───── PROVIDED DATA

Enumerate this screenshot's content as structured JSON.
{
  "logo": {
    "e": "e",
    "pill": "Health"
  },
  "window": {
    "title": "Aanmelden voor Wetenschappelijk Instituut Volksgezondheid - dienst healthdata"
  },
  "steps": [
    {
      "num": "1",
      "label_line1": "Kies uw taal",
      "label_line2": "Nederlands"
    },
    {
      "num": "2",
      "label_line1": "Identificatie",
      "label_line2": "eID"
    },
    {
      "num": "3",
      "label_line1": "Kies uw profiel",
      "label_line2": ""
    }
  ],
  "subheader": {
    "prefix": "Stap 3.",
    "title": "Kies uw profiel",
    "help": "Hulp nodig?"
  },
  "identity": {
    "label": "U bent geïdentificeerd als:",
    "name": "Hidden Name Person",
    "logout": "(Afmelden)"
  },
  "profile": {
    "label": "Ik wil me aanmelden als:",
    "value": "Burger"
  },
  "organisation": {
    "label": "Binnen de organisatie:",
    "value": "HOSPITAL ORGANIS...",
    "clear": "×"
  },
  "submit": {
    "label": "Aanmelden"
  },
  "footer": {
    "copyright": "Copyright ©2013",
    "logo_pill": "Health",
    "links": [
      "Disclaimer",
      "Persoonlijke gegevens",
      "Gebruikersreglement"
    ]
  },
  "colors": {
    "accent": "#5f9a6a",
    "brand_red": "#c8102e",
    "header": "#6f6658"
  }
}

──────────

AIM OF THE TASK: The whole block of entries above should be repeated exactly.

SOLUTION FOR THIS TASK:
Enumerate this screenshot's content as structured JSON.
{
  "logo": {
    "e": "e",
    "pill": "Health"
  },
  "window": {
    "title": "Aanmelden voor Wetenschappelijk Instituut Volksgezondheid - dienst healthdata"
  },
  "steps": [
    {
      "num": "1",
      "label_line1": "Kies uw taal",
      "label_line2": "Nederlands"
    },
    {
      "num": "2",
      "label_line1": "Identificatie",
      "label_line2": "eID"
    },
    {
      "num": "3",
      "label_line1": "Kies uw profiel",
      "label_line2": ""
    }
  ],
  "subheader": {
    "prefix": "Stap 3.",
    "title": "Kies uw profiel",
    "help": "Hulp nodig?"
  },
  "identity": {
    "label": "U bent geïdentificeerd als:",
    "name": "Hidden Name Person",
    "logout": "(Afmelden)"
  },
  "profile": {
    "label": "Ik wil me aanmelden als:",
    "value": "Burger"
  },
  "organisation": {
    "label": "Binnen de organisatie:",
    "value": "HOSPITAL ORGANIS...",
    "clear": "×"
  },
  "submit": {
    "label": "Aanmelden"
  },
  "footer": {
    "copyright": "Copyright ©2013",
    "logo_pill": "Health",
    "links": [
      "Disclaimer",
      "Persoonlijke gegevens",
      "Gebruikersreglement"
    ]
  },
  "colors": {
    "accent": "#5f9a6a",
    "brand_red": "#c8102e",
    "header": "#6f6658"
  }
}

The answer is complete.